● Input for this task
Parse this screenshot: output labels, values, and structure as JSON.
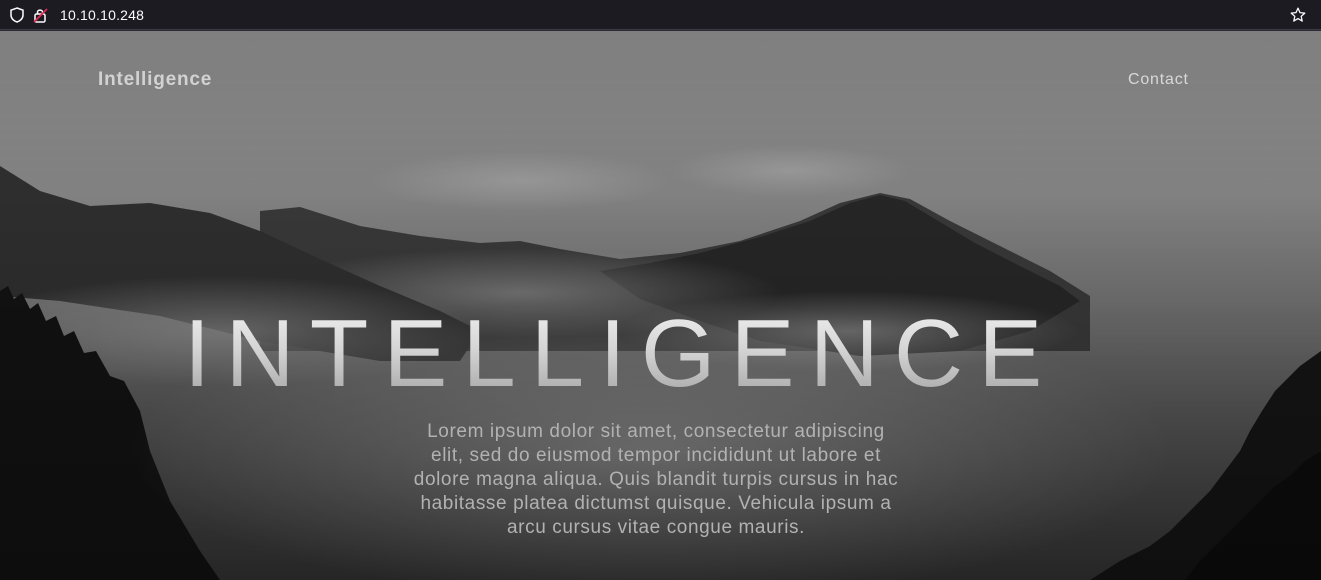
{
  "browser": {
    "url": "10.10.10.248",
    "icons": [
      "shield-icon",
      "insecure-lock-icon",
      "bookmark-star-icon"
    ]
  },
  "nav": {
    "brand": "Intelligence",
    "contact": "Contact"
  },
  "hero": {
    "title": "INTELLIGENCE",
    "text": "Lorem ipsum dolor sit amet, consectetur adipiscing elit, sed do eiusmod tempor incididunt ut labore et dolore magna aliqua. Quis blandit turpis cursus in hac habitasse platea dictumst quisque. Vehicula ipsum a arcu cursus vitae congue mauris."
  },
  "colors": {
    "browser_bar": "#1c1b22",
    "url_text": "#fbfbfe",
    "nav_text": "#d2d2d2",
    "hero_text": "#b2b2b2"
  }
}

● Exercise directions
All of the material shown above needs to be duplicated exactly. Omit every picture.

● Result for this exercise
Parse this screenshot: output labels, values, and structure as JSON.
{
  "browser": {
    "url": "10.10.10.248",
    "icons": [
      "shield-icon",
      "insecure-lock-icon",
      "bookmark-star-icon"
    ]
  },
  "nav": {
    "brand": "Intelligence",
    "contact": "Contact"
  },
  "hero": {
    "title": "INTELLIGENCE",
    "text": "Lorem ipsum dolor sit amet, consectetur adipiscing elit, sed do eiusmod tempor incididunt ut labore et dolore magna aliqua. Quis blandit turpis cursus in hac habitasse platea dictumst quisque. Vehicula ipsum a arcu cursus vitae congue mauris."
  },
  "colors": {
    "browser_bar": "#1c1b22",
    "url_text": "#fbfbfe",
    "nav_text": "#d2d2d2",
    "hero_text": "#b2b2b2"
  }
}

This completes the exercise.